Republicans want to alter Section 230 to stop platforms from discriminating against conservative voices by removing accounts or censoring posts deemed to be hate speech, disinformation or other content that incites violence.

From Digiday

They are, at their core, an attempt to create a taxpayer-funded invitation to discriminate.

Bitcoin is neutral like cash, and can’t discriminate between good and bad.

From Time

In effect, the laws prevented practices like paid prioritization, in which faster connections went to companies willing to pay fees to ISPs, or blocking, which would allow companies to discriminate against lawful content.

For the court to decide otherwise, it would mandate that the city discriminate.

Allowing some people to discriminate sends the message that discrimination is okay.

State RFRAs would allow businesses owners to legally discriminate against same-sex couples.

Allow small businesses—for-profit wedding chapels, caterers, florists—to discriminate against gays.

Yup, Evelyn and Donald Knapp are “ordained Christian ministers” suing for the right to discriminate.

Not wanting to discriminate against low-income clients, though, she scheduled the appointment.

Nor can a telegraph company discriminate against another in refusing credit which is given to other responsible parties.

But she was quick to discriminate between usurpation, and legal authority.

She is brother's-daughter of his Mother, Sophie Charlotte: let the reader learn to discriminate these two names.

I'll be better qualified after this to discriminate between the false and true.
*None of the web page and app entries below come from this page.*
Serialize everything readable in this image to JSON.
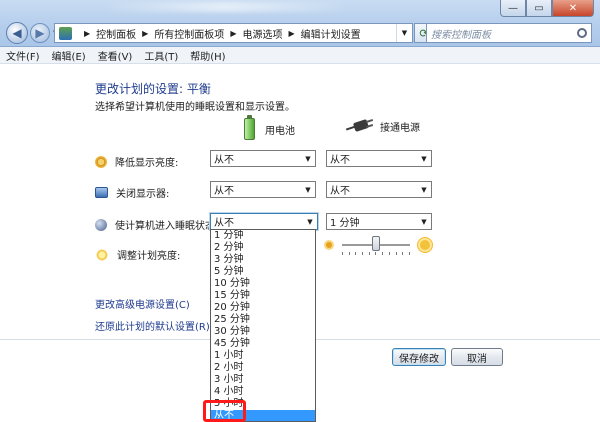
{
  "window": {
    "minimize_glyph": "—",
    "maximize_glyph": "▭",
    "close_glyph": "✕"
  },
  "breadcrumb": [
    "控制面板",
    "所有控制面板项",
    "电源选项",
    "编辑计划设置"
  ],
  "search": {
    "placeholder": "搜索控制面板"
  },
  "menu": [
    "文件(F)",
    "编辑(E)",
    "查看(V)",
    "工具(T)",
    "帮助(H)"
  ],
  "page": {
    "title": "更改计划的设置: 平衡",
    "subtitle": "选择希望计算机使用的睡眠设置和显示设置。"
  },
  "columns": {
    "battery": "用电池",
    "plugged": "接通电源"
  },
  "settings": {
    "dim": {
      "label": "降低显示亮度:",
      "battery": "从不",
      "plugged": "从不"
    },
    "display_off": {
      "label": "关闭显示器:",
      "battery": "从不",
      "plugged": "从不"
    },
    "sleep": {
      "label": "使计算机进入睡眠状态:",
      "battery": "从不",
      "plugged": "1 分钟"
    },
    "brightness": {
      "label": "调整计划亮度:",
      "plugged_level": 0.5
    }
  },
  "links": {
    "advanced": "更改高级电源设置(C)",
    "restore": "还原此计划的默认设置(R)"
  },
  "buttons": {
    "save": "保存修改",
    "cancel": "取消"
  },
  "dropdown_options": [
    "1 分钟",
    "2 分钟",
    "3 分钟",
    "5 分钟",
    "10 分钟",
    "15 分钟",
    "20 分钟",
    "25 分钟",
    "30 分钟",
    "45 分钟",
    "1 小时",
    "2 小时",
    "3 小时",
    "4 小时",
    "5 小时",
    "从不"
  ],
  "dropdown_selected": "从不",
  "colors": {
    "accent": "#1e3b8f",
    "highlight": "#3399ff",
    "annotation": "#ff1a1a"
  }
}
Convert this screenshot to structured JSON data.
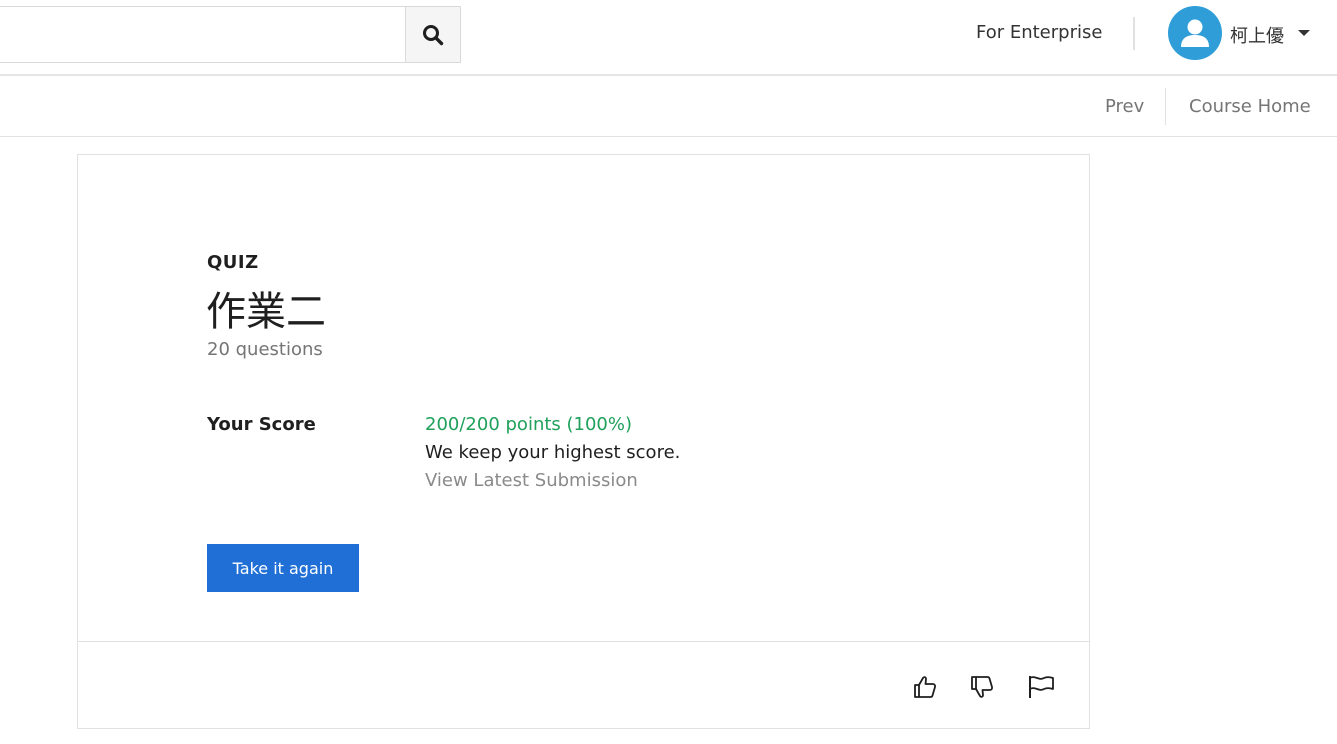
{
  "header": {
    "search": {
      "value": "",
      "placeholder": ""
    },
    "search_icon": "search-icon",
    "enterprise_link": "For Enterprise",
    "user": {
      "name": "柯上優",
      "avatar_icon": "user-icon"
    }
  },
  "subnav": {
    "prev_label": "Prev",
    "course_home_label": "Course Home"
  },
  "quiz": {
    "type_label": "QUIZ",
    "title": "作業二",
    "question_count": "20 questions",
    "score_label": "Your Score",
    "score_value": "200/200 points (100%)",
    "score_note": "We keep your highest score.",
    "view_submission": "View Latest Submission",
    "retake_label": "Take it again"
  },
  "feedback": {
    "icons": [
      "thumbs-up-icon",
      "thumbs-down-icon",
      "flag-icon"
    ]
  },
  "colors": {
    "primary": "#1f6fd6",
    "score_green": "#1fa05b",
    "avatar_blue": "#2f9ed8",
    "muted_text": "#757575"
  }
}
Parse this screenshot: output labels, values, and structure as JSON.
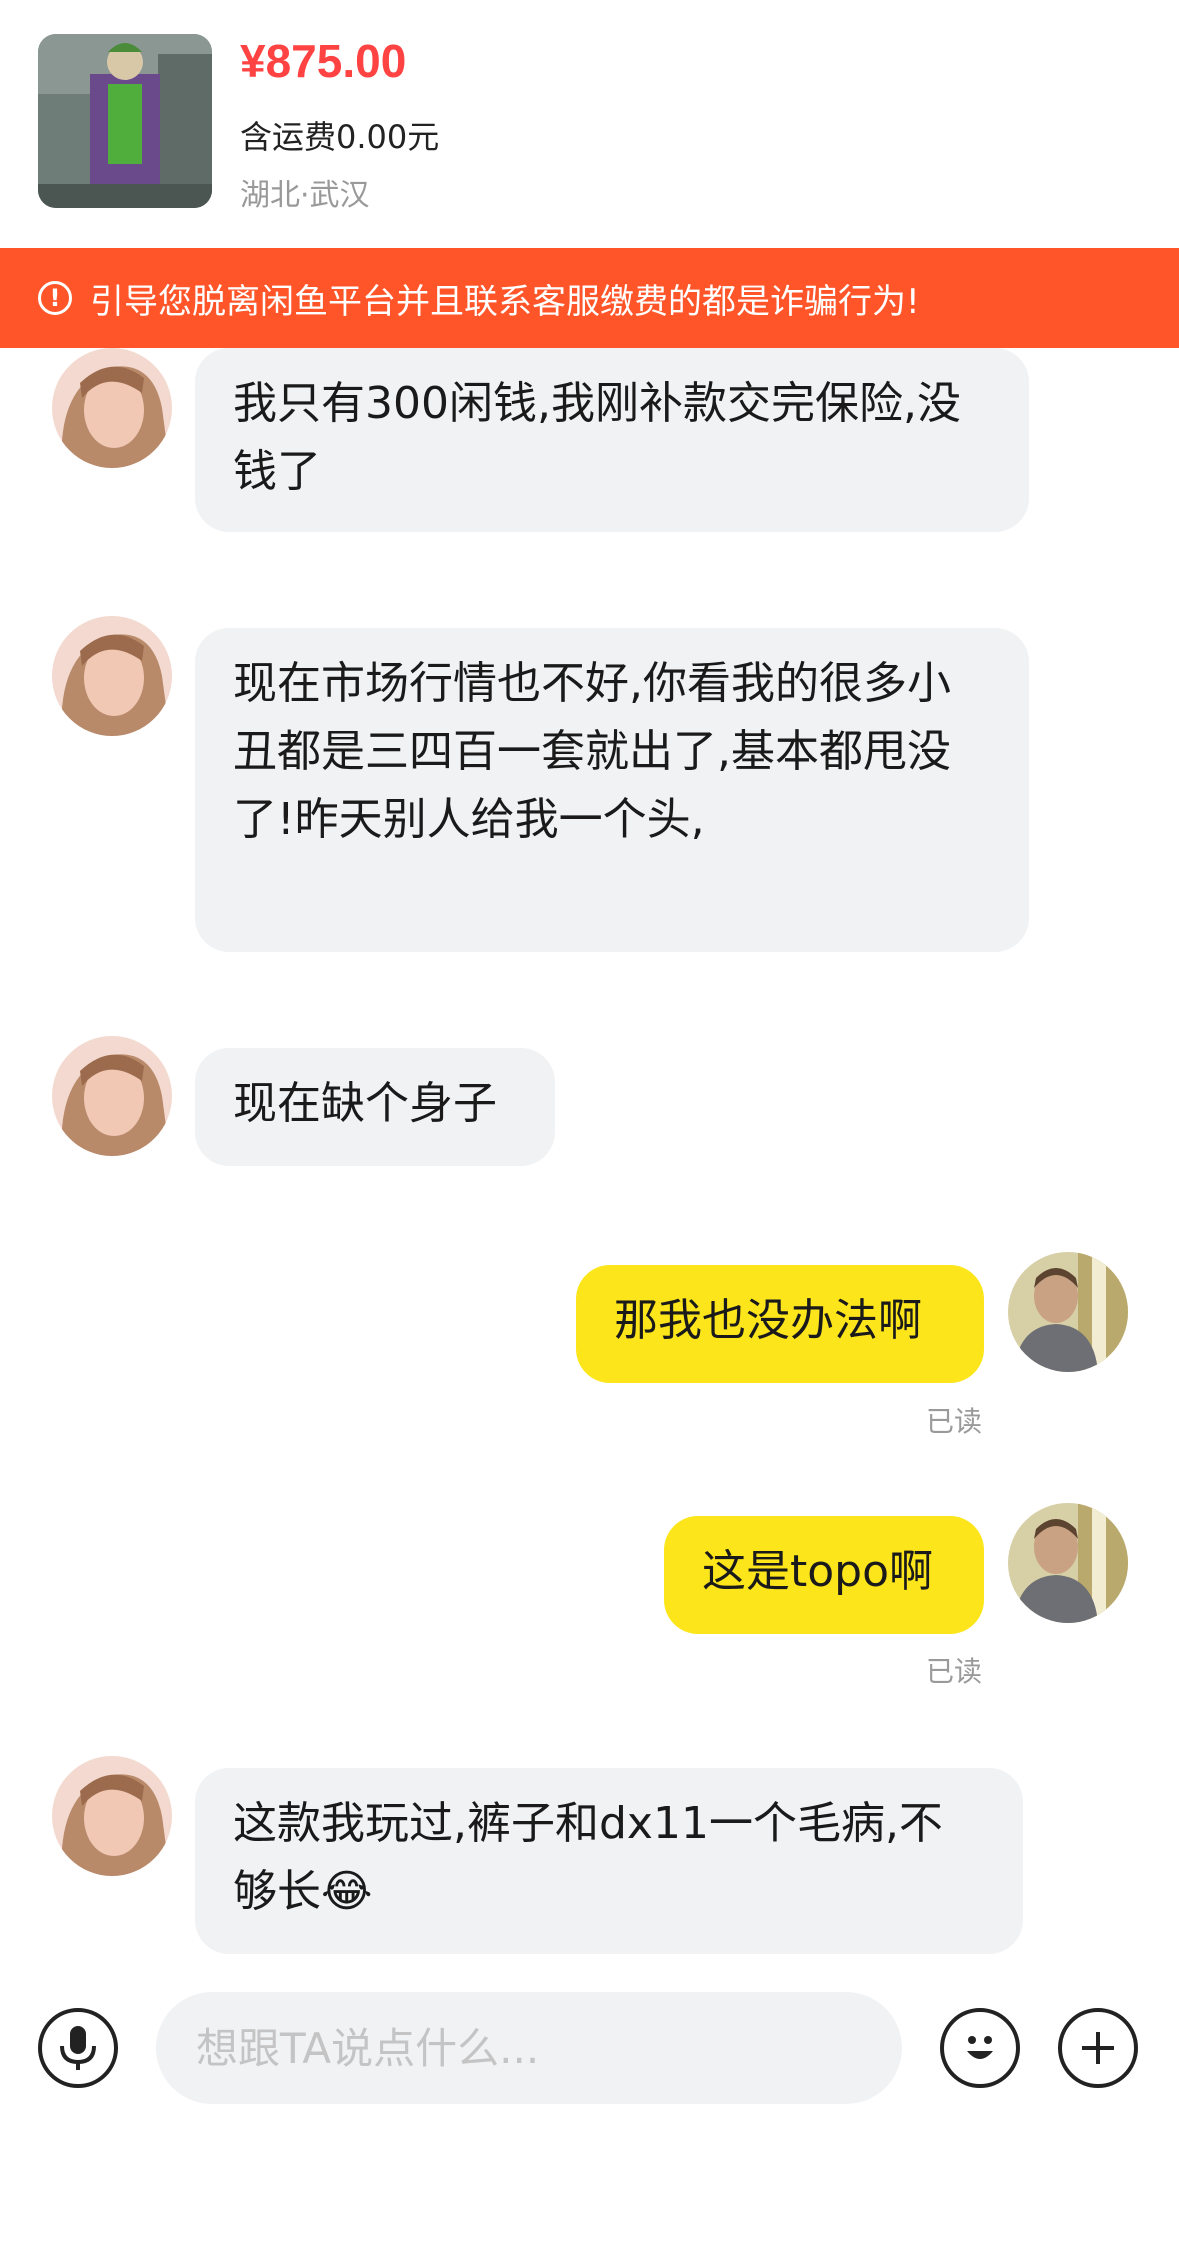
{
  "product": {
    "price": "¥875.00",
    "shipping": "含运费0.00元",
    "location": "湖北·武汉"
  },
  "warning": {
    "icon": "exclamation-circle-icon",
    "text": "引导您脱离闲鱼平台并且联系客服缴费的都是诈骗行为!"
  },
  "messages": [
    {
      "from": "other",
      "text": "我只有300闲钱,我刚补款交完保险,没钱了"
    },
    {
      "from": "other",
      "text": "现在市场行情也不好,你看我的很多小丑都是三四百一套就出了,基本都甩没了!昨天别人给我一个头,"
    },
    {
      "from": "other",
      "text": "现在缺个身子"
    },
    {
      "from": "me",
      "text": "那我也没办法啊",
      "status": "已读"
    },
    {
      "from": "me",
      "text": "这是topo啊",
      "status": "已读"
    },
    {
      "from": "other",
      "text": "这款我玩过,裤子和dx11一个毛病,不够长😂"
    }
  ],
  "input": {
    "placeholder": "想跟TA说点什么...",
    "voice_icon": "microphone-icon",
    "emoji_icon": "smiley-icon",
    "add_icon": "plus-icon"
  },
  "colors": {
    "price": "#ff4242",
    "banner": "#ff5528",
    "my_bubble": "#fce51a",
    "other_bubble": "#f1f2f4"
  }
}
Again, we find the Tojin baka often fail to discriminate between different classes of females.





discriminant functiondiscriminating